The boda boda riders, their votes up for sale, cried foul after realizing that they had been conned by Museveni’s operatives. Not that the Boda Boda men cared about the politics of the candidates. One told Mujuni and Kawesa: “Let them give us fuel so that we support Mzee (Museveni), but if they don’t give us the fuel, we go to Mbabazi.” The mutual deception spoke volumes about the fundamental change that had occurred in Uganda.
Whether or not the video evidence will affect the conduct of the Kiggundu EC remains to be seen. The façade of democratic practice by the EC is so entrenched that one does not expect much from them.
What should concern us all, Tingasiga, is the danger that is posed by the nearly 2 million so-called crime preventers. While we cannot be certain, it is quite possible that the stick-wielding men in Mbarara might very well have been members of this illegal outfit.
I state here, for the record and for posterity, that these people, armed with deadly sticks, may trigger catastrophic violence in Uganda. Museveni’s determination to hang on to power has sired this amorphous outfit. The country watches, mostly in silence. The world watches, with business as usual.
I reflect on Museveni’s actions and recall the words of the Prophet Hosea 10:13-14; “But you have planted wickedness, you have reaped evil, you have eaten the fruit of deception.

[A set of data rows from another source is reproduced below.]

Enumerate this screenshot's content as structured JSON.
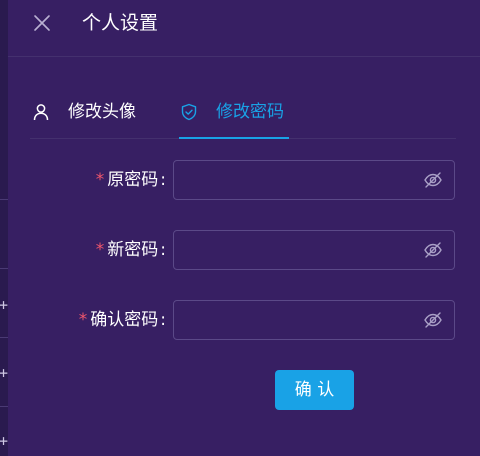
{
  "drawer": {
    "title": "个人设置"
  },
  "tabs": [
    {
      "label": "修改头像",
      "icon": "user-icon",
      "active": false
    },
    {
      "label": "修改密码",
      "icon": "shield-check-icon",
      "active": true
    }
  ],
  "form": {
    "fields": [
      {
        "label": "原密码",
        "required": true,
        "value": "",
        "icon": "eye-off-icon"
      },
      {
        "label": "新密码",
        "required": true,
        "value": "",
        "icon": "eye-off-icon"
      },
      {
        "label": "确认密码",
        "required": true,
        "value": "",
        "icon": "eye-off-icon"
      }
    ],
    "required_mark": "*",
    "colon": ":",
    "submit_label": "确 认"
  },
  "colors": {
    "background": "#371f63",
    "accent": "#19a2e6",
    "required": "#f0566c",
    "input_border": "#5b4988"
  }
}
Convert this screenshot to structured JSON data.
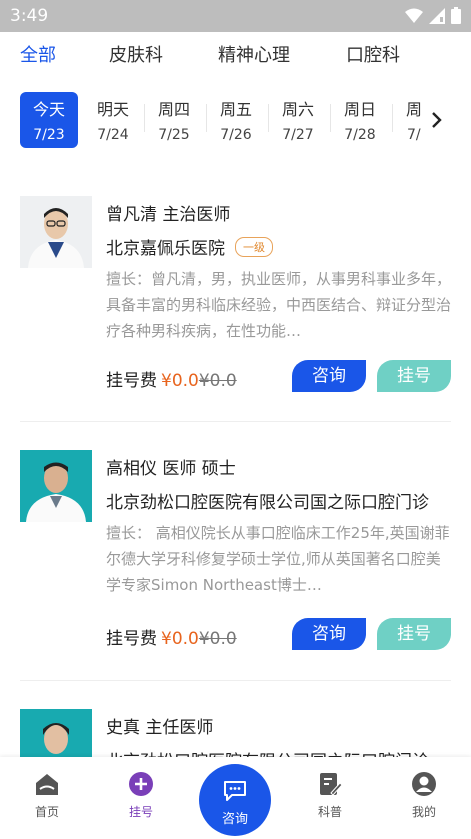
{
  "status_bar": {
    "time": "3:49"
  },
  "dept_tabs": [
    "全部",
    "皮肤科",
    "精神心理",
    "口腔科"
  ],
  "dates": [
    {
      "weekday": "今天",
      "date": "7/23",
      "active": true
    },
    {
      "weekday": "明天",
      "date": "7/24"
    },
    {
      "weekday": "周四",
      "date": "7/25"
    },
    {
      "weekday": "周五",
      "date": "7/26"
    },
    {
      "weekday": "周六",
      "date": "7/27"
    },
    {
      "weekday": "周日",
      "date": "7/28"
    },
    {
      "weekday": "周",
      "date": "7/"
    }
  ],
  "doctors": [
    {
      "name_title": "曾凡清  主治医师",
      "hospital": "北京嘉佩乐医院",
      "level": "一级",
      "desc": "擅长：曾凡清，男，执业医师，从事男科事业多年，具备丰富的男科临床经验，中西医结合、辩证分型治疗各种男科疾病，在性功能…",
      "fee_label": "挂号费",
      "price": "¥0.0",
      "orig_price": "¥0.0",
      "consult_label": "咨询",
      "register_label": "挂号"
    },
    {
      "name_title": "高相仪  医师  硕士",
      "hospital": "北京劲松口腔医院有限公司国之际口腔门诊",
      "desc": "擅长：  高相仪院长从事口腔临床工作25年,英国谢菲尔德大学牙科修复学硕士学位,师从英国著名口腔美学专家Simon Northeast博士…",
      "fee_label": "挂号费",
      "price": "¥0.0",
      "orig_price": "¥0.0",
      "consult_label": "咨询",
      "register_label": "挂号"
    },
    {
      "name_title": "史真  主任医师",
      "hospital": "北京劲松口腔医院有限公司国之际口腔门诊"
    }
  ],
  "bottom_nav": {
    "home": "首页",
    "register": "挂号",
    "consult": "咨询",
    "science": "科普",
    "mine": "我的"
  },
  "colors": {
    "primary": "#1a56e8",
    "register_btn": "#6fd0c5",
    "price": "#e8641e",
    "nav_active": "#7a3fb8"
  },
  "icons": [
    "wifi-icon",
    "signal-icon",
    "battery-icon",
    "chevron-right-icon",
    "home-icon",
    "plus-circle-icon",
    "chat-icon",
    "edit-doc-icon",
    "user-icon"
  ]
}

Because you have depended on your own strength and on your many warriors, the roar of battle will rise against your people, so that all your fortresses will be devastated—as Shalman devastated Beth Arbel on the day of battle, when mothers were dashed to the ground with their children.”
We pray for Uganda.
Letter to a Kampala Friend
By Muniini K. Mulera